How urgent it is for Europe to play an active role in the stability and prosperity of the Mediterranean region?

We are most pleased to invite you to participate in an evening of discussion on the role of Europe in the stability and prosperity of the Mediterranean region with our distinguished speakers Mr Roberto Ridolfi, Director for Sustainable Growth and Development, European Commission, DG DEVCO, Mr Bruno Denis, Head of Division, Public Sector/South, Neighbouring Countries Department, European Investment Bank, Mr Adel Baba-Aissa, Managing Director of Renewable Energy Partner and Mr Philippe de Fontaine Vive, European Investment Bank Honorary Vice-President.

Mrs Cleopatra Kitti, Chair of LITUS and founder of the Mediterranean Growth Initiative (MGI) and Dr Nasser Saidi, President, Nasser Saidi and Associates will respectively hold an introductory and a preface speech, while Mr Nick Spyropoulos, Director, Alma Economics, will present the key findings of the MGI report.


The debate will be moderated by Jacki Davis, journalist and moderator


This event was organised in partnership with


About the debate

The Mediterranean sea is bordered by twenty countries, which together account for 7% of world population and 10% of world GDP. The wealthy European countries occupying its northern shores, many now finally starting to emerge from a period of economic turmoil, enjoy a strong democratic tradition but are also characterised by an ageing population, sluggish growth rates, and weaker economic prospects.

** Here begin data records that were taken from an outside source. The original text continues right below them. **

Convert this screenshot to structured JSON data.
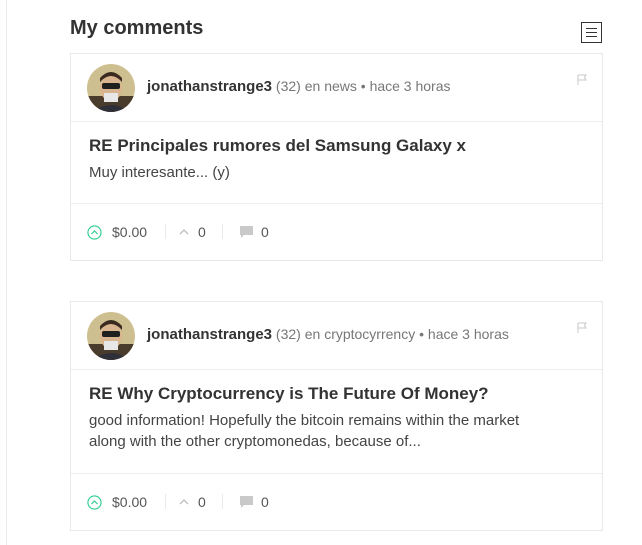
{
  "page": {
    "title": "My comments"
  },
  "toolbar": {
    "view_toggle_icon": "list-icon"
  },
  "colors": {
    "accent_green": "#2ecc8f",
    "text": "#333333",
    "muted": "#777777",
    "border": "#e9e9e9"
  },
  "comments": [
    {
      "author": "jonathanstrange3",
      "reputation": "(32)",
      "preposition": "en",
      "category": "news",
      "separator": "•",
      "time": "hace 3 horas",
      "title": "RE Principales rumores del Samsung Galaxy x",
      "excerpt": "Muy interesante... (y)",
      "payout": "$0.00",
      "votes": "0",
      "replies": "0"
    },
    {
      "author": "jonathanstrange3",
      "reputation": "(32)",
      "preposition": "en",
      "category": "cryptocyrrency",
      "separator": "•",
      "time": "hace 3 horas",
      "title": "RE Why Cryptocurrency is The Future Of Money?",
      "excerpt": "good information! Hopefully the bitcoin remains within the market along with the other cryptomonedas, because of...",
      "payout": "$0.00",
      "votes": "0",
      "replies": "0"
    }
  ]
}
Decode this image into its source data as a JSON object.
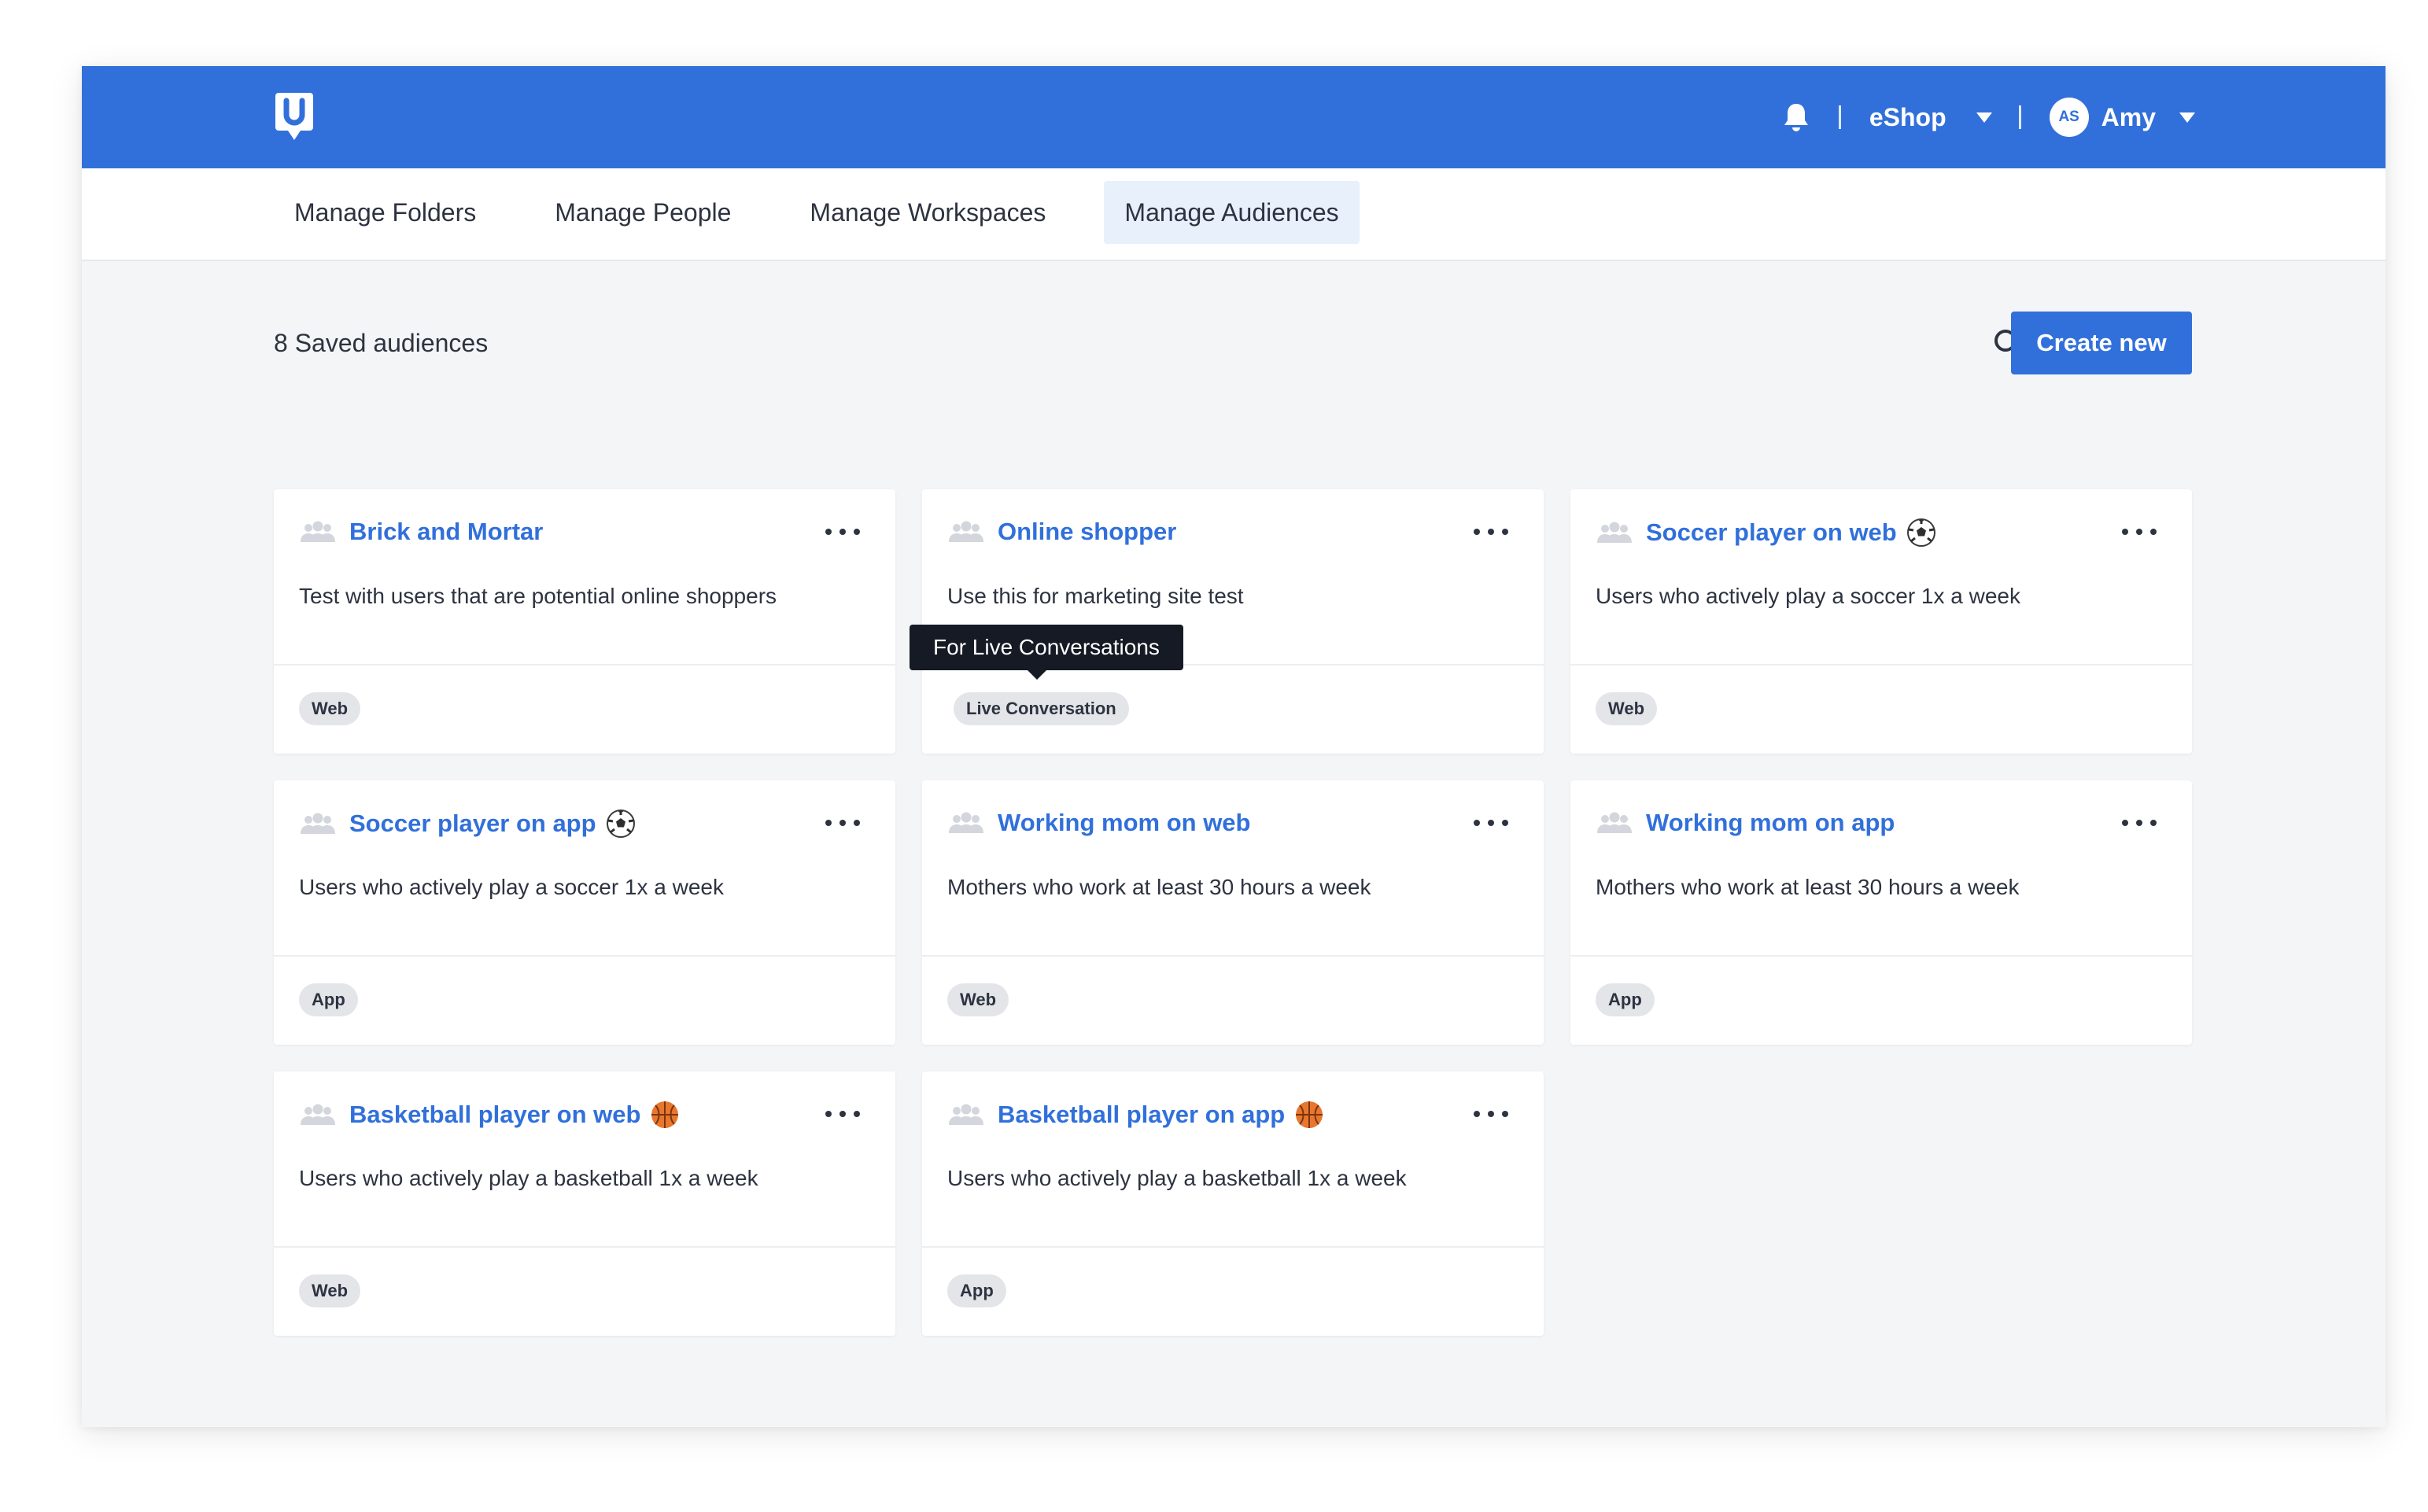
{
  "header": {
    "workspace_name": "eShop",
    "user_initials": "AS",
    "user_name": "Amy",
    "brand_color": "#3170db"
  },
  "tabs": [
    {
      "label": "Manage Folders",
      "active": false
    },
    {
      "label": "Manage People",
      "active": false
    },
    {
      "label": "Manage Workspaces",
      "active": false
    },
    {
      "label": "Manage Audiences",
      "active": true
    }
  ],
  "toolbar": {
    "saved_count_label": "8 Saved audiences",
    "create_button_label": "Create new"
  },
  "audiences": [
    {
      "title": "Brick and Mortar",
      "emoji": "",
      "description": "Test with users that are potential online shoppers",
      "tag": "Web"
    },
    {
      "title": "Online shopper",
      "emoji": "",
      "description": "Use this for marketing site test",
      "tag": "Live Conversation",
      "tooltip": "For Live Conversations"
    },
    {
      "title": "Soccer player on web",
      "emoji": "soccer-ball-icon",
      "description": "Users who actively play a soccer 1x a week",
      "tag": "Web"
    },
    {
      "title": "Soccer player on app",
      "emoji": "soccer-ball-icon",
      "description": "Users who actively play a soccer 1x a week",
      "tag": "App"
    },
    {
      "title": "Working mom on web",
      "emoji": "",
      "description": "Mothers who work at least 30 hours a week",
      "tag": "Web"
    },
    {
      "title": "Working mom on app",
      "emoji": "",
      "description": "Mothers who work at least 30 hours a week",
      "tag": "App"
    },
    {
      "title": "Basketball player on web",
      "emoji": "basketball-icon",
      "description": "Users who actively play a basketball 1x a week",
      "tag": "Web"
    },
    {
      "title": "Basketball player on app",
      "emoji": "basketball-icon",
      "description": "Users who actively play a basketball 1x a week",
      "tag": "App"
    }
  ]
}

The less economically developed nations of the region in North Africa, South Eastern Europe and the Levant present almost a mirror image: young populations, political systems in transition, and impressive growth potential.

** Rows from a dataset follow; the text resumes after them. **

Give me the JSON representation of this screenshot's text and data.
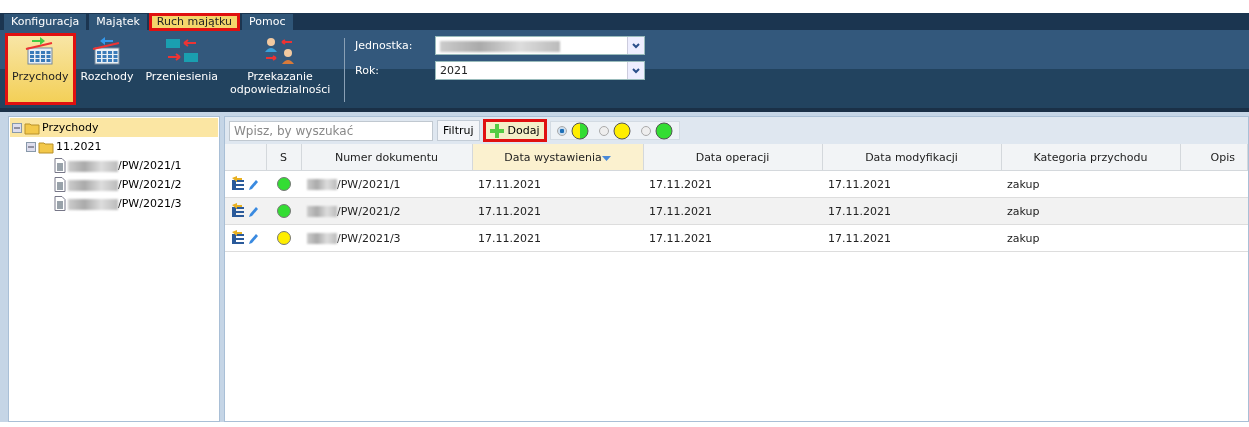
{
  "menu_tabs": [
    {
      "label": "Konfiguracja",
      "selected": false,
      "highlighted": false
    },
    {
      "label": "Majątek",
      "selected": false,
      "highlighted": false
    },
    {
      "label": "Ruch majątku",
      "selected": true,
      "highlighted": true
    },
    {
      "label": "Pomoc",
      "selected": false,
      "highlighted": false
    }
  ],
  "toolbar": {
    "buttons": [
      {
        "label": "Przychody",
        "kind": "incoming",
        "selected": true,
        "highlighted": true
      },
      {
        "label": "Rozchody",
        "kind": "outgoing",
        "selected": false,
        "highlighted": false
      },
      {
        "label": "Przeniesienia",
        "kind": "transfer",
        "selected": false,
        "highlighted": false
      },
      {
        "label": "Przekazanie odpowiedzialności",
        "kind": "handover",
        "selected": false,
        "highlighted": false
      }
    ],
    "fields": [
      {
        "label": "Jednostka:",
        "redacted": true
      },
      {
        "label": "Rok:",
        "value": "2021",
        "redacted": false
      }
    ]
  },
  "tree": {
    "label": "Przychody",
    "expanded": true,
    "selected": true,
    "children": [
      {
        "label": "11.2021",
        "expanded": true,
        "selected": false,
        "children": [
          {
            "label": "/PW/2021/1",
            "redacted": true,
            "selected": false
          },
          {
            "label": "/PW/2021/2",
            "redacted": true,
            "selected": false
          },
          {
            "label": "/PW/2021/3",
            "redacted": true,
            "selected": false
          }
        ]
      }
    ]
  },
  "search": {
    "placeholder": "Wpisz, by wyszukać"
  },
  "filter_button": "Filtruj",
  "add_button": {
    "label": "Dodaj",
    "highlighted": true
  },
  "status_filters": [
    {
      "selected": true,
      "kind": "mixed"
    },
    {
      "selected": false,
      "kind": "single",
      "color": "#ffee00"
    },
    {
      "selected": false,
      "kind": "single",
      "color": "#33dd33"
    }
  ],
  "table": {
    "columns": [
      {
        "sorted": false
      },
      {
        "label": "S",
        "sorted": false
      },
      {
        "label": "Numer dokumentu",
        "sorted": false
      },
      {
        "label": "Data wystawienia",
        "sorted": true
      },
      {
        "label": "Data operacji",
        "sorted": false
      },
      {
        "label": "Data modyfikacji",
        "sorted": false
      },
      {
        "label": "Kategoria przychodu",
        "sorted": false
      },
      {
        "label": "Opis",
        "sorted": false
      }
    ],
    "rows": [
      {
        "color": "#33dd33",
        "number": "/PW/2021/1",
        "number_redacted": true,
        "issued": "17.11.2021",
        "operation": "17.11.2021",
        "modified": "17.11.2021",
        "category": "zakup"
      },
      {
        "color": "#33dd33",
        "number": "/PW/2021/2",
        "number_redacted": true,
        "issued": "17.11.2021",
        "operation": "17.11.2021",
        "modified": "17.11.2021",
        "category": "zakup"
      },
      {
        "color": "#ffee00",
        "number": "/PW/2021/3",
        "number_redacted": true,
        "issued": "17.11.2021",
        "operation": "17.11.2021",
        "modified": "17.11.2021",
        "category": "zakup"
      }
    ]
  }
}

The launch of the Juncker Plan has kept economic performance and investment firmly at the top of the EU agenda. With GDP growth in countries in North Africa and the Levant forecast to stay above 4% -higher than the global average – in coming years and growth among the EU member states in the region expected to remain at the best at 2%, there is a clear economic opportunity for Europe.

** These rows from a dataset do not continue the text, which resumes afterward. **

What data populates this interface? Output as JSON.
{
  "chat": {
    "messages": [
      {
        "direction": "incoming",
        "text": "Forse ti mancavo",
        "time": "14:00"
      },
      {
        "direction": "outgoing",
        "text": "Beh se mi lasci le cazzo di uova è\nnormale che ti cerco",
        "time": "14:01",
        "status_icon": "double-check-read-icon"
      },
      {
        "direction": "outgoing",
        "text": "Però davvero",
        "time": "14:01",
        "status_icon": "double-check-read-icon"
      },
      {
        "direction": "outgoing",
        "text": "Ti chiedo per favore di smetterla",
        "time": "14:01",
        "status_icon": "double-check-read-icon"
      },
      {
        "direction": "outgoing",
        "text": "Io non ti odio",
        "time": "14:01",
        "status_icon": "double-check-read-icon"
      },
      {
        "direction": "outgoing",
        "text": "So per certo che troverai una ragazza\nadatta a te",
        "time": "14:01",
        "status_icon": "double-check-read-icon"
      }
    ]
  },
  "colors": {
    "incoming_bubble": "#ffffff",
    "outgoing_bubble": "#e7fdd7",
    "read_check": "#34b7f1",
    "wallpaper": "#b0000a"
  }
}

Despite strong complementarities, common needs, and a long shared history, at the moment there is relatively little cooperation between Med countries at either the economic or political level: intra-Med trade accounts for less than a third of all trade Mediterranean countries engage in, and there are not enough political fora and initiatives aiming at closer political interaction.

Closer cooperation between Mediterranean countries and its positive effects on economic growth and stability may be secured by a renewed attention of the EU towards the region, notably by enhancing access to capital and sustaining good governance in order to empower both the private and the public sector to invest in education, infrastructure and innovation.

What impact can closer co-operation between Med countries have, and what does the EU stand to gain economically and also politically? How urgent is it for the European Union to play an active role to support growth, stability and the prosperity of the Mediterranean region?

The event will commence with a welcome drink at 6h00 pm, followed by a debate at 6h30 pm. After the debate there will be an opportunity for questions and discussions.

We look forward to seeing you at 6h00 pm on the 13th of January at Science14 Atrium, rue de la science 14-B, Brussels.

All our debates are followed by a drink in a convivial atmosphere.